The Super Mario Bros Movie is for kids. For. Kids. Please remember that, as you watch one mister Chris Pratt Mario cheese his way through Mushroom Kingdom. The Super Mario Bros Movie doesn't totally have a plot—does any Mario game ever veer too far from Mario-beats-Bowser, anyway?—so it leans on the hits. Meaning: a Mario Kart scene here, a Super Smash Bros moment there, and cameos that'll delight even the crabbiest of trolls. Just enjoy it, OK? Life's too short to dunk on an animated plumber.
Final Fantasy is another major gaming franchise that has a subculture all its own. For decades, fans wondered how their beloved RPG would look onscreen. Advent Children, the only film on this list that’s not live-action, answered that call in 2005. The imaginative and at times fully bonkers take on the beloved Square Enix series used computer-generated 3D graphics instead of real life actors, and it really blurred the line between film and gaming.
Listen, if I could give the top spot to "Speed Me Up"—the song of last summer, this summer, next summer, and the summer after that—I would. But my editor won't let me. Instead, props goes to the movie itself, which proved to be a surprisingly fun outing for the blue guy, despite months of production troubles.
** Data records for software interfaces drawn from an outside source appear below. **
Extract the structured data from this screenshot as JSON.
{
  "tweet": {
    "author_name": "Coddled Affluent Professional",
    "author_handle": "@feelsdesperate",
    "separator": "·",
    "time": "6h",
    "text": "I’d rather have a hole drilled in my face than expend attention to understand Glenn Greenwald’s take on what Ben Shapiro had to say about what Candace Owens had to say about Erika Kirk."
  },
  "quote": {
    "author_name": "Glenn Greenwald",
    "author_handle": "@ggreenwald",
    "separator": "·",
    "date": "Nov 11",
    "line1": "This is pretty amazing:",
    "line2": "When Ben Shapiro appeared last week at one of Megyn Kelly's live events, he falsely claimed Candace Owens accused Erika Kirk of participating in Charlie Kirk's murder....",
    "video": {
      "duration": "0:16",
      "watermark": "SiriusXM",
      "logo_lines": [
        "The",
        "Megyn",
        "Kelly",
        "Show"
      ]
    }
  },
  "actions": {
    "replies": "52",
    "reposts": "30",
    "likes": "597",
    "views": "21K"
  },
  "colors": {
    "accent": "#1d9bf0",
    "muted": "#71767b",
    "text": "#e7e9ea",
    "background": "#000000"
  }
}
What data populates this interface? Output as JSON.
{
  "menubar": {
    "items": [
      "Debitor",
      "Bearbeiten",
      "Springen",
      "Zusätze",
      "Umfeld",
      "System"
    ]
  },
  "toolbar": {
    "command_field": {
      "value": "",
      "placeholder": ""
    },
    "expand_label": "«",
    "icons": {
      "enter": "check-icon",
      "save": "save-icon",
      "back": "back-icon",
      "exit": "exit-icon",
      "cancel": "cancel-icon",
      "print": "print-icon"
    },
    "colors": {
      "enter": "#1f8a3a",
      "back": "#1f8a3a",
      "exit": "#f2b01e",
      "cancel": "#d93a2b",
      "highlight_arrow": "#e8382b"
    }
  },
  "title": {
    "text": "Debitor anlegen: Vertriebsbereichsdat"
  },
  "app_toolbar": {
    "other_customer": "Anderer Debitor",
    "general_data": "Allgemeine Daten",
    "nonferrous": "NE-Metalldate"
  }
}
For better or worse, we'll probably always remember Sonic the Hedgehog as the last movie we saw in theatres before the pandemic.
OK. Wreck-It Ralph isn't technically a video game movie, in that Wreck-It Ralph doesn't exist as a game IRL. But the film imagines a world where arcade game characters meet up in a digital romper room, leading to a celebration of a film about video games and the bad guys that inhabit them. It's weird. It's wild. It has heart. And a Bowser cameo. What else do you need?
Pokémon as a franchise has always been a stalwart: there are the cards and the TV series and the animated films. Oh, and then there's the game itself, which has defined an entire generation. Even with all that, when Detective Pikachu was announced, there was some (rightful) skepticism about what a live-action film starring the beloved creatures might look like. Not only did the visuals deliver, but Ryan Reynolds and Justice Smith make the outing a blast to watch. Pokémon Go stream it now.
What is there to say about the Mortal Kombat movie that hasn’t already been said? It’s campy. It’s exciting. It’s dumb. It’s brilliant. The spirit of the '90s is alive in full force in this film, and to this day, the techno-futuristic-cage-match title still stands as the most satisfying video game movie to date. Sure, it may not be the most “high-art” example on this list. But Mortal Kombat perfectly captured the essence of a game franchise, and it cannot be beat.